  1. Self-confidence- Along with self-confidence, you must be able to show that you are mature and willing to accept responsibility.
  2. Leadership
  3. Ability to take initiative
  4. Adaptability and creativity
  5. Positive attitude
  6. Sense of humor
  7. Organization- the ability to balance personal life and work effectively.

All of the items on this list should be inherently ingrained within you from your military service. All of these items are vital for service members, and undoubtedly carry on past your term of active duty. Now, all that is necessary is to use these characteristics to your advantage on your resume and in interviews.

Though many roles in the military won’t directly translate into the civilian world, the intangibles that were acquired in the military absolutely will. For instance, if you were a Marine sniper, you will hopefully not be using that skill in an office setting! However, you probably did lead small teams to navigate your way through high pressure situations, which can tell the hiring manager a lot about your courage, leadership skills and ability to work under pressure.

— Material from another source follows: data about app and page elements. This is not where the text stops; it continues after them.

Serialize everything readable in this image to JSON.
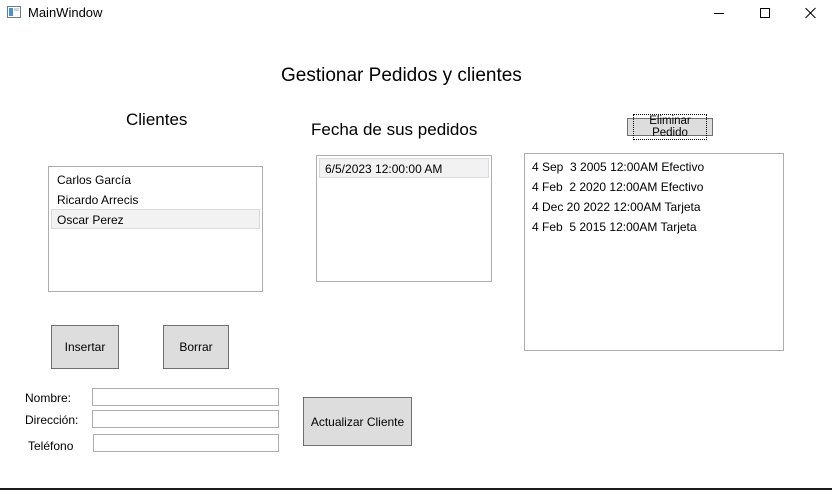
{
  "window": {
    "title": "MainWindow"
  },
  "page_title": "Gestionar Pedidos y clientes",
  "clientes": {
    "heading": "Clientes",
    "items": [
      "Carlos García",
      "Ricardo Arrecis",
      "Oscar Perez"
    ],
    "selected_index": 2
  },
  "pedidos_fechas": {
    "heading": "Fecha de sus pedidos",
    "items": [
      "6/5/2023 12:00:00 AM"
    ],
    "selected_index": 0
  },
  "pedidos": {
    "delete_label": "Eliminar Pedido",
    "items": [
      "4 Sep  3 2005 12:00AM Efectivo",
      "4 Feb  2 2020 12:00AM Efectivo",
      "4 Dec 20 2022 12:00AM Tarjeta",
      "4 Feb  5 2015 12:00AM Tarjeta"
    ]
  },
  "actions": {
    "insert_label": "Insertar",
    "delete_label": "Borrar",
    "update_label": "Actualizar Cliente"
  },
  "form": {
    "nombre_label": "Nombre:",
    "direccion_label": "Dirección:",
    "telefono_label": "Teléfono",
    "nombre_value": "",
    "direccion_value": "",
    "telefono_value": ""
  }
}
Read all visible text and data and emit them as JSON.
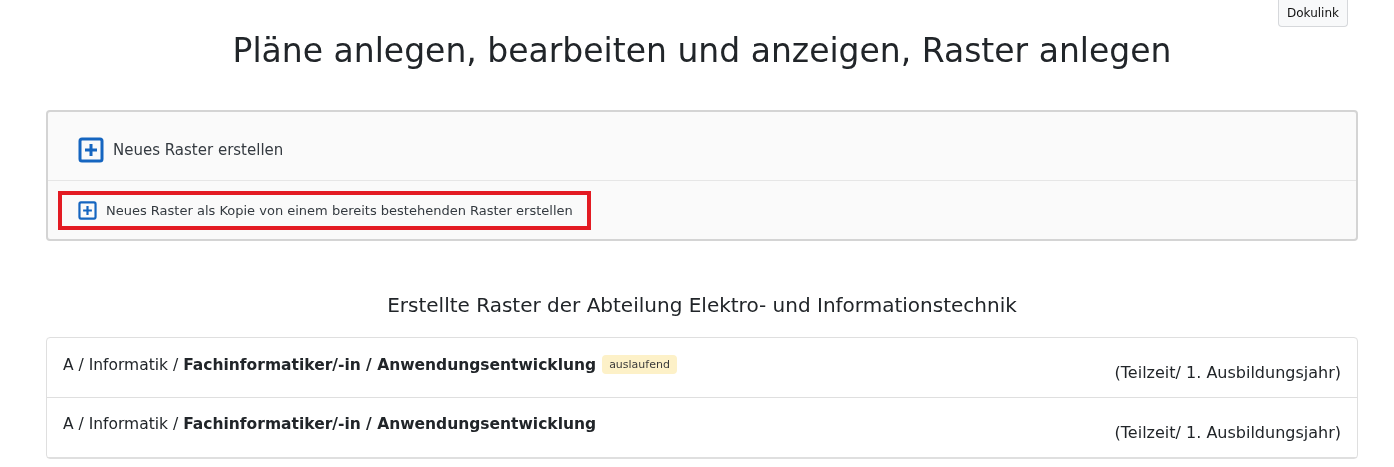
{
  "doc_button": "Dokulink",
  "title": "Pläne anlegen, bearbeiten und anzeigen, Raster anlegen",
  "actions": [
    {
      "label": "Neues Raster erstellen",
      "kind": "primary",
      "highlighted": false
    },
    {
      "label": "Neues Raster als Kopie von einem bereits bestehenden Raster erstellen",
      "kind": "secondary",
      "highlighted": true
    }
  ],
  "section_title": "Erstellte Raster der Abteilung Elektro- und Informationstechnik",
  "rasters": [
    {
      "path": "A / Informatik / **Fachinformatiker/-in / Anwendungsentwicklung**",
      "badge": "auslaufend",
      "details": "(Teilzeit/ 1. Ausbildungsjahr)"
    },
    {
      "path": "A / Informatik / **Fachinformatiker/-in / Anwendungsentwicklung**",
      "details": "(Teilzeit/ 1. Ausbildungsjahr)"
    }
  ]
}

Other intangibles earned in the military that will likely be unmatched by any civilian: your organizational skills and your integrity. The military teaches these things from your first day in basic and they are carried on throughout your lifetime. And you better believe that they are important in the workplace!

If you are thinking to yourself that you have demonstrated all these characteristics, but still can’t find a job, then there are some additional steps that could benefit you. While there are many skills taught in the military, unfortunately you are still going to need some valuable work experience in the type of job that you are pursuing. For example, if you are applying for a job as an analyst with a company, they will likely choose a candidate who has been employed in a related position with a couple years of experience. Though you can undoubtedly do the job, there are still things you can learn in an office setting that will better prepare you for a career. Internships, while low-paying (or no-paying!), are very useful for your portfolio. They are a great way to earn valuable experience, prove yourself, and get a great reference for future opportunities.

If you are a veteran in search of some more useful information on finding a job, please visit the archived webinar section of our website!